Database connection poolers are useful tools that enable organizations to deliver high-performing applications by efficiently utilizing Postgres. Implementing a high-quality connection pooler is a frequent request of clients using Postgres, and while there may only be a few solutions equipped to meet their needs, determining the best choice isn’t always straightforward. Two of the most well-known database connection poolers are Pgpool-II and PgBouncer. Each option adds functionality to a database’s connection facilities that can be used natively, but each tool includes its own particular strengths and weaknesses.
What to Expect From a Pooling Solution
In typical scenarios, PgBouncer executes pooling correctly “out of the box,” whereas Pgpool-II requires fine-tuning of certain parameters for ideal performance and functionality. Both PgBouncer and Pgpool-II can bring down connections and reconnections to Postgres. For application platforms lacking this functionality natively, a connection pooler adds such capabilities directly into the application layer to enable efficient database connections. To picture a proper implementation of a connection pooler, imagine a client with one master database and five standby databases. For this example, the workload is mostly read-only and requires significant resources. PgBouncer and Pgpool-II have the capability to manage thousands of connections, and even when less than 100 are in use, it can keep track of the other 900 while maintaining high performance.
The Right Tool for the Right Job
In an ideal PgBouncer scenario, consider an application landscape where lots of small pieces of applications make connections to Postgres. Only small amounts of the applications are used at any given time, and applications open connections that aren’t always active or in use. PgBouncer is a good match for this case because it excels at pooling down from 1,000 database connections to 100, which can save serious resources in Postgres. Pgpool-II is often implemented by organizations because of its added capabilities, but that doesn’t necessarily make Pgpool-II the ideal choice for all use cases. Many perceive Pgpool-II as an end-all solution, but in reality, PgBouncer is often a better solution for scenarios where bringing down database connections is key.
Deploy Solutions That Solve
The wrong implementation of Pgpool-II can lead to scenarios in which databases become marred with performance problems. In this case, the Pgpool-II “solution” often fares worse than the initial problem. Likewise, PgBouncer may be an efficient, stripped connection pooler, but it lacks functionalities that might be compelling to your typical scenarios, like being able to run read-only queries on standby.
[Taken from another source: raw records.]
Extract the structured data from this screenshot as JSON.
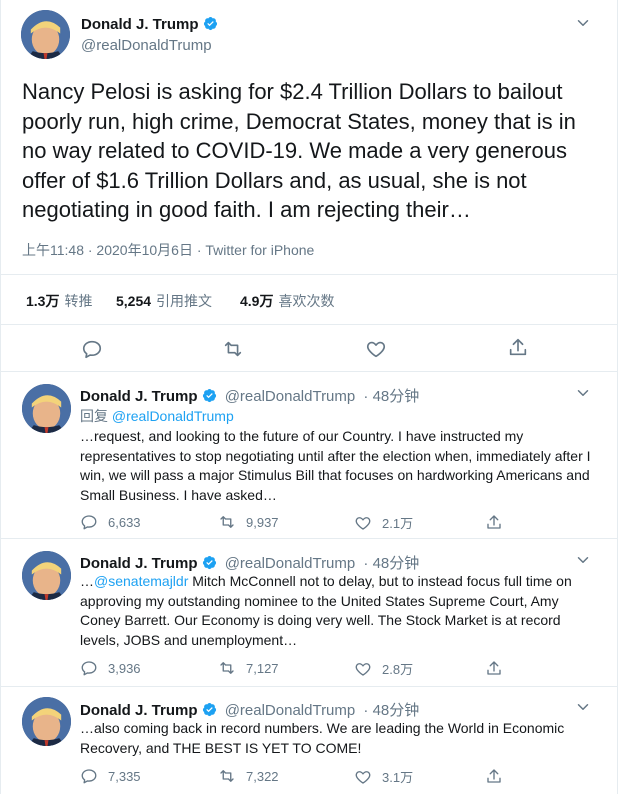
{
  "colors": {
    "accent": "#1da1f2",
    "muted": "#657786",
    "text": "#14171a",
    "border": "#e6ecf0"
  },
  "main_tweet": {
    "name": "Donald J. Trump",
    "handle": "@realDonaldTrump",
    "text": "Nancy Pelosi is asking for $2.4 Trillion Dollars to bailout poorly run, high crime, Democrat States, money that is in no way related to COVID-19. We made a very generous offer of $1.6 Trillion Dollars and, as usual, she is not negotiating in good faith. I am rejecting their…",
    "time": "上午11:48 · 2020年10月6日 · ",
    "source": "Twitter for iPhone",
    "stats": {
      "retweets_value": "1.3万",
      "retweets_label": "转推",
      "quotes_value": "5,254",
      "quotes_label": "引用推文",
      "likes_value": "4.9万",
      "likes_label": "喜欢次数"
    },
    "icons": [
      "reply-icon",
      "retweet-icon",
      "like-icon",
      "share-icon"
    ]
  },
  "replies": [
    {
      "name": "Donald J. Trump",
      "handle": "@realDonaldTrump",
      "time": "· 48分钟",
      "reply_to_prefix": "回复 ",
      "reply_to_handle": "@realDonaldTrump",
      "text": "…request, and looking to the future of our Country. I have instructed my representatives to stop negotiating until after the election when, immediately after I win, we will pass a major Stimulus Bill that focuses on hardworking Americans and Small Business. I have asked…",
      "reply_count": "6,633",
      "retweet_count": "9,937",
      "like_count": "2.1万"
    },
    {
      "name": "Donald J. Trump",
      "handle": "@realDonaldTrump",
      "time": "· 48分钟",
      "text_prefix": "…",
      "mention": "@senatemajldr",
      "text": " Mitch McConnell not to delay, but to instead focus full time on approving my outstanding nominee to the United States Supreme Court, Amy Coney Barrett. Our Economy is doing very well. The Stock Market is at record levels, JOBS and unemployment…",
      "reply_count": "3,936",
      "retweet_count": "7,127",
      "like_count": "2.8万"
    },
    {
      "name": "Donald J. Trump",
      "handle": "@realDonaldTrump",
      "time": "· 48分钟",
      "text": "…also coming back in record numbers. We are leading the World in Economic Recovery, and THE BEST IS YET TO COME!",
      "reply_count": "7,335",
      "retweet_count": "7,322",
      "like_count": "3.1万"
    }
  ]
}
Before you make the move to implementing a connection pooler, run through database connection situations and read-only query scenarios to determine whether you need read-only functionality or would reap greater benefits from pooling down connections.
For bringing down database connections, PgBouncer is the most powerful solution — at the expense of leveraging standby resources. If you require both scenarios, Pgpool-II might be the better alternative, but proper configuration, tuning, and testing will be required.
When choosing a connection pooler, there is no silver bullet: Deciding between Pgpool-II and PgBouncer depends entirely on what your organization is trying to do. Although Pgpool-II and PgBouncer can be used in conjunction, stacking both solutions adds extra latency, creating a circumstance where you are likely worse off than if you had implemented just one of the two. Organizations must ultimately choose the solution that makes the most overall sense.
The Bottom Line?
Spend some time upfront to consider the exact circumstances in which a connection pooler will be implemented and your organization can spare itself from related headaches down the road. For additional help with fine tuning Postgres, connect with EnterpriseDB’s Postgres experts to ensure your databases run at their maximum efficiency.